● Task to carry out
Restate each entry word for word. Keep every detail intact.

[Data about app and page elements]
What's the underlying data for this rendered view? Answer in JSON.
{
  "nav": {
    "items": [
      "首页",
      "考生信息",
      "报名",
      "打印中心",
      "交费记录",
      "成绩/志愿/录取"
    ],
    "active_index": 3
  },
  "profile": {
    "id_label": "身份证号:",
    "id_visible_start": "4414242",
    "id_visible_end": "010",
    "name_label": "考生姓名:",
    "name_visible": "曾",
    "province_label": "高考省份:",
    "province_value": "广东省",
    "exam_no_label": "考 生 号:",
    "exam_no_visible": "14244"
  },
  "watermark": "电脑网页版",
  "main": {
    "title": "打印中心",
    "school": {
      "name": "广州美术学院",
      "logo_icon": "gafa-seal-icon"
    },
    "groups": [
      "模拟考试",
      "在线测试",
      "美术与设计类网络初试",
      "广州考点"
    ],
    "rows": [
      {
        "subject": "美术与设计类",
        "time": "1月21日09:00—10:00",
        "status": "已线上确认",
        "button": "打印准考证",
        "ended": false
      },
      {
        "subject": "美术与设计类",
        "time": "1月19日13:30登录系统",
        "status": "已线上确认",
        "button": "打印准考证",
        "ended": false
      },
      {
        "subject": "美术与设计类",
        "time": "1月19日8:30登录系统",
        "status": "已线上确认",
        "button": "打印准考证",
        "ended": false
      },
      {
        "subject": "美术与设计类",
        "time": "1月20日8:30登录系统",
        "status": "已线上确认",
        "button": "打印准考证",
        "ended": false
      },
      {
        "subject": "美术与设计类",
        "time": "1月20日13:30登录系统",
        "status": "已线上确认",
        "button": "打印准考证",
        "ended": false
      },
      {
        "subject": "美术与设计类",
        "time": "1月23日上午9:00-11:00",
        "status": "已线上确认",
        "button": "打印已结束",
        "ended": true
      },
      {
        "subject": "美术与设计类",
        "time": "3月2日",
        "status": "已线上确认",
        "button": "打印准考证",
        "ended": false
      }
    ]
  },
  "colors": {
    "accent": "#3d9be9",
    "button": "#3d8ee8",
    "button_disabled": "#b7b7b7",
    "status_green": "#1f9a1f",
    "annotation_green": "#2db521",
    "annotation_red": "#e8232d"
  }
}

● Final answer
What's the underlying data for this rendered view? Answer in JSON.
{
  "nav": {
    "items": [
      "首页",
      "考生信息",
      "报名",
      "打印中心",
      "交费记录",
      "成绩/志愿/录取"
    ],
    "active_index": 3
  },
  "profile": {
    "id_label": "身份证号:",
    "id_visible_start": "4414242",
    "id_visible_end": "010",
    "name_label": "考生姓名:",
    "name_visible": "曾",
    "province_label": "高考省份:",
    "province_value": "广东省",
    "exam_no_label": "考 生 号:",
    "exam_no_visible": "14244"
  },
  "watermark": "电脑网页版",
  "main": {
    "title": "打印中心",
    "school": {
      "name": "广州美术学院",
      "logo_icon": "gafa-seal-icon"
    },
    "groups": [
      "模拟考试",
      "在线测试",
      "美术与设计类网络初试",
      "广州考点"
    ],
    "rows": [
      {
        "subject": "美术与设计类",
        "time": "1月21日09:00—10:00",
        "status": "已线上确认",
        "button": "打印准考证",
        "ended": false
      },
      {
        "subject": "美术与设计类",
        "time": "1月19日13:30登录系统",
        "status": "已线上确认",
        "button": "打印准考证",
        "ended": false
      },
      {
        "subject": "美术与设计类",
        "time": "1月19日8:30登录系统",
        "status": "已线上确认",
        "button": "打印准考证",
        "ended": false
      },
      {
        "subject": "美术与设计类",
        "time": "1月20日8:30登录系统",
        "status": "已线上确认",
        "button": "打印准考证",
        "ended": false
      },
      {
        "subject": "美术与设计类",
        "time": "1月20日13:30登录系统",
        "status": "已线上确认",
        "button": "打印准考证",
        "ended": false
      },
      {
        "subject": "美术与设计类",
        "time": "1月23日上午9:00-11:00",
        "status": "已线上确认",
        "button": "打印已结束",
        "ended": true
      },
      {
        "subject": "美术与设计类",
        "time": "3月2日",
        "status": "已线上确认",
        "button": "打印准考证",
        "ended": false
      }
    ]
  },
  "colors": {
    "accent": "#3d9be9",
    "button": "#3d8ee8",
    "button_disabled": "#b7b7b7",
    "status_green": "#1f9a1f",
    "annotation_green": "#2db521",
    "annotation_red": "#e8232d"
  }
}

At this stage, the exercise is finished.